Where villagers hurl abuses to ward off evil spirits!

Kullu (Himachal Pradesh), Jan 1 (IANS) It’s a festival of hurling choicest abuses at each other.

Old-timers say it’s a centuries old tradition that helps keep evil spirits at bay.
The Diyali festival was celebrated Tuesday night in Naggar village, known for Russian painter and philosopher Nicholas Roerich’s estate and 25 km from this town, where the locals participated.
“More than 2,000 villagers took out processions in the village last night with flames lit on pine and deodar twigs,” local Sushil Sharma said.
According to tradition, the festival, which marks invoking gods amid the beating of drums and blowing of trumpets, is celebrated on the night of new moon ‘amavasya’ (moonless night of the dark fortnight of a lunar month) in the Poush month (Dec 16 to Jan 13).
It’s mainly celebrated in villages located in the picturesque Kullu Valley that are normally marooned in snow in winter.
As per the tradition, the first torch is lit at the Jagti Pat temple, located in Naggar village, the erstwhile capital of the Kullu rulers. From there, the locals take the flame lit on twigs to their village and home for lighting.
“The locals take out processions through the villages, carrying a man on a pole with sheep horns adorning his head. During the procession, they sing abusive phrases. The abuses help warding off evil spirits,” said octogenarian Dule Ram.
The womenfolk are barred to participate in the procession.
After the culmination of the procession at the Jagti Pat temple, the temple priest read out the forecast of the year ahead.
“Like Diwali, houses are cleaned and ‘puja’ is performed to mark Diyali festival. It also marks merrymaking and singing folksongs,” Ram added.

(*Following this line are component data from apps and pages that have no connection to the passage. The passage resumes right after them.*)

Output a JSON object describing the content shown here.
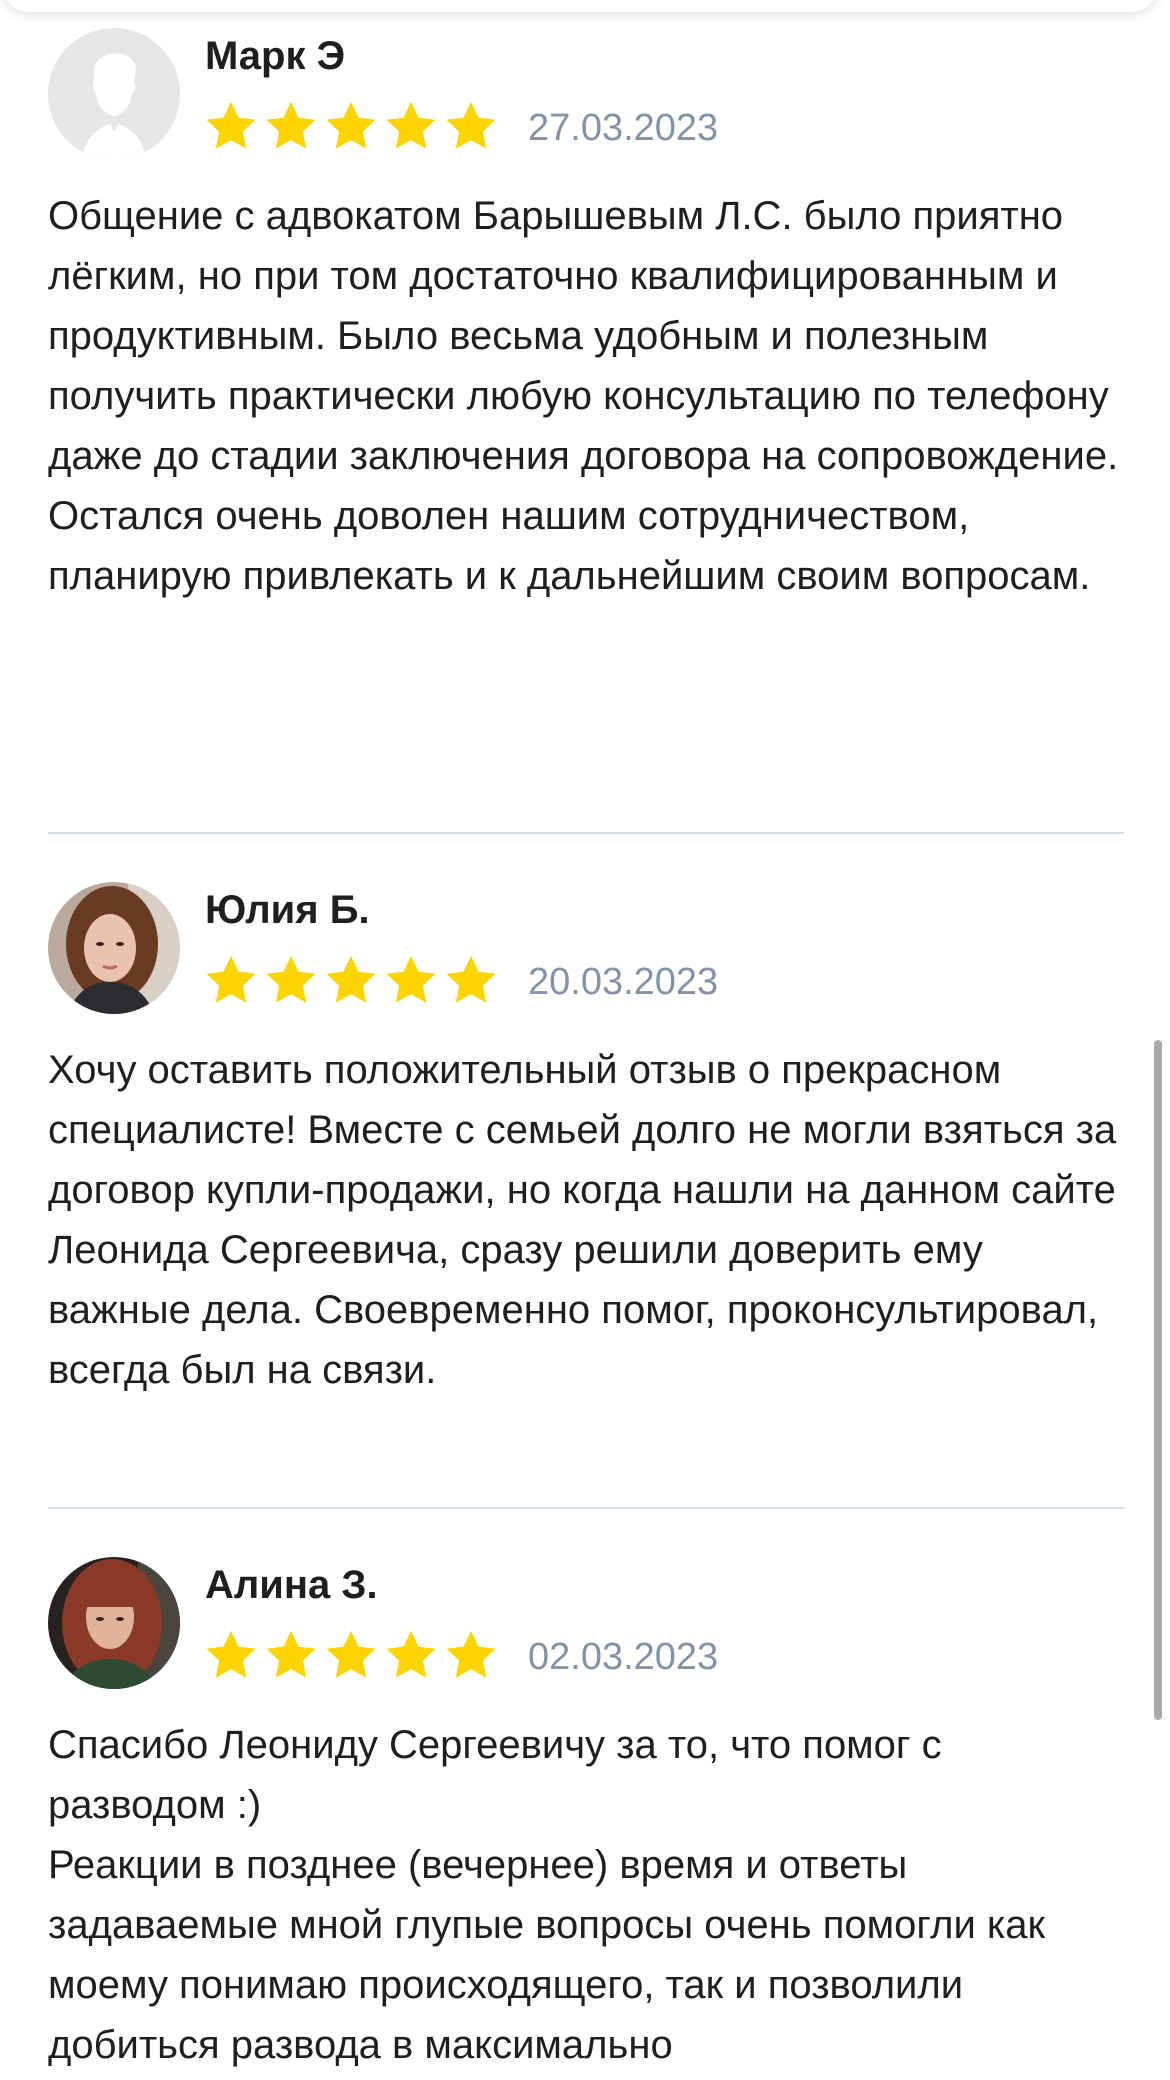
{
  "reviews": [
    {
      "author": "Марк Э",
      "rating": 5,
      "date": "27.03.2023",
      "avatar": "default-avatar-icon",
      "text": "Общение с адвокатом Барышевым Л.С. было приятно лёгким, но при том достаточно квалифицированным и продуктивным. Было весьма удобным и полезным получить практически любую консультацию по телефону даже до стадии заключения договора на сопровождение.\nОстался очень доволен нашим сотрудничеством, планирую привлекать и к дальнейшим своим вопросам."
    },
    {
      "author": "Юлия Б.",
      "rating": 5,
      "date": "20.03.2023",
      "avatar": "user-photo",
      "text": "Хочу оставить положительный отзыв о прекрасном специалисте! Вместе с семьей долго не могли взяться за договор купли-продажи, но когда нашли на данном сайте Леонида Сергеевича, сразу решили доверить ему важные дела. Своевременно помог, проконсультировал, всегда был на связи."
    },
    {
      "author": "Алина З.",
      "rating": 5,
      "date": "02.03.2023",
      "avatar": "user-photo",
      "text": "Спасибо Леониду Сергеевичу за то, что помог с разводом :)\nРеакции в позднее (вечернее) время и ответы задаваемые мной глупые вопросы очень помогли как моему понимаю происходящего, так и позволили добиться развода в максимально"
    }
  ],
  "colors": {
    "star": "#fcd400",
    "date": "#8393a7",
    "divider": "#d6dfe6",
    "text": "#1f1f1f"
  }
}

The flames lit on pine and deodar twigs would continue to light their houses for next two-three days, locals said.
The festival also sees purchase of utensils and clothes and cooking of special dishes.